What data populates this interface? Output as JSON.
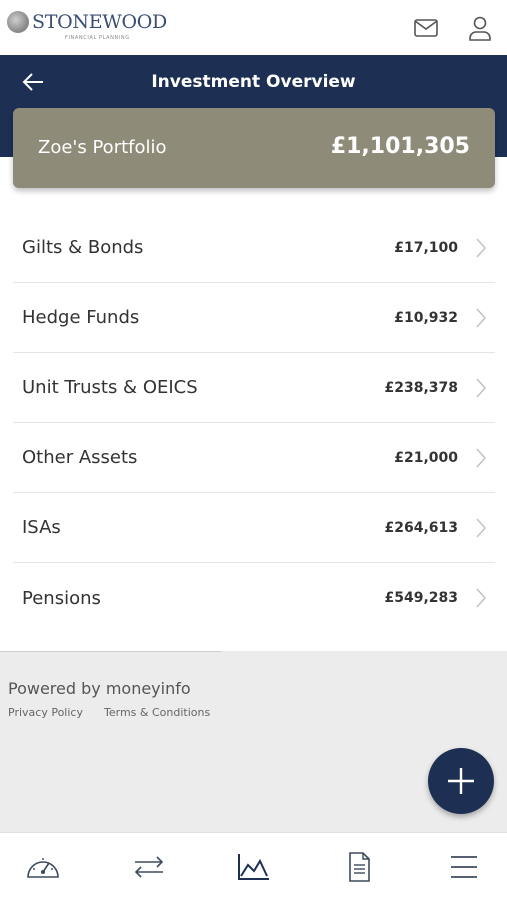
{
  "brand": {
    "name": "STONEWOOD",
    "tagline": "FINANCIAL PLANNING"
  },
  "header": {
    "title": "Investment Overview"
  },
  "portfolio": {
    "name": "Zoe's Portfolio",
    "total": "£1,101,305"
  },
  "assets": [
    {
      "label": "Gilts & Bonds",
      "value": "£17,100"
    },
    {
      "label": "Hedge Funds",
      "value": "£10,932"
    },
    {
      "label": "Unit Trusts & OEICS",
      "value": "£238,378"
    },
    {
      "label": "Other Assets",
      "value": "£21,000"
    },
    {
      "label": "ISAs",
      "value": "£264,613"
    },
    {
      "label": "Pensions",
      "value": "£549,283"
    }
  ],
  "footer": {
    "powered_by": "Powered by moneyinfo",
    "privacy": "Privacy Policy",
    "terms": "Terms & Conditions"
  },
  "tabs": [
    {
      "icon": "dashboard-gauge-icon"
    },
    {
      "icon": "transfer-arrows-icon"
    },
    {
      "icon": "area-chart-icon",
      "active": true
    },
    {
      "icon": "document-icon"
    },
    {
      "icon": "menu-icon"
    }
  ],
  "colors": {
    "navy": "#1d3054",
    "card": "#8f8b79",
    "footer_bg": "#ececec"
  }
}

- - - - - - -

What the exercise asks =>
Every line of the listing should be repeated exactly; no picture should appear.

Written reply =>
What data populates this interface? Output as JSON.
{
  "brand": {
    "name": "STONEWOOD",
    "tagline": "FINANCIAL PLANNING"
  },
  "header": {
    "title": "Investment Overview"
  },
  "portfolio": {
    "name": "Zoe's Portfolio",
    "total": "£1,101,305"
  },
  "assets": [
    {
      "label": "Gilts & Bonds",
      "value": "£17,100"
    },
    {
      "label": "Hedge Funds",
      "value": "£10,932"
    },
    {
      "label": "Unit Trusts & OEICS",
      "value": "£238,378"
    },
    {
      "label": "Other Assets",
      "value": "£21,000"
    },
    {
      "label": "ISAs",
      "value": "£264,613"
    },
    {
      "label": "Pensions",
      "value": "£549,283"
    }
  ],
  "footer": {
    "powered_by": "Powered by moneyinfo",
    "privacy": "Privacy Policy",
    "terms": "Terms & Conditions"
  },
  "tabs": [
    {
      "icon": "dashboard-gauge-icon"
    },
    {
      "icon": "transfer-arrows-icon"
    },
    {
      "icon": "area-chart-icon",
      "active": true
    },
    {
      "icon": "document-icon"
    },
    {
      "icon": "menu-icon"
    }
  ],
  "colors": {
    "navy": "#1d3054",
    "card": "#8f8b79",
    "footer_bg": "#ececec"
  }
}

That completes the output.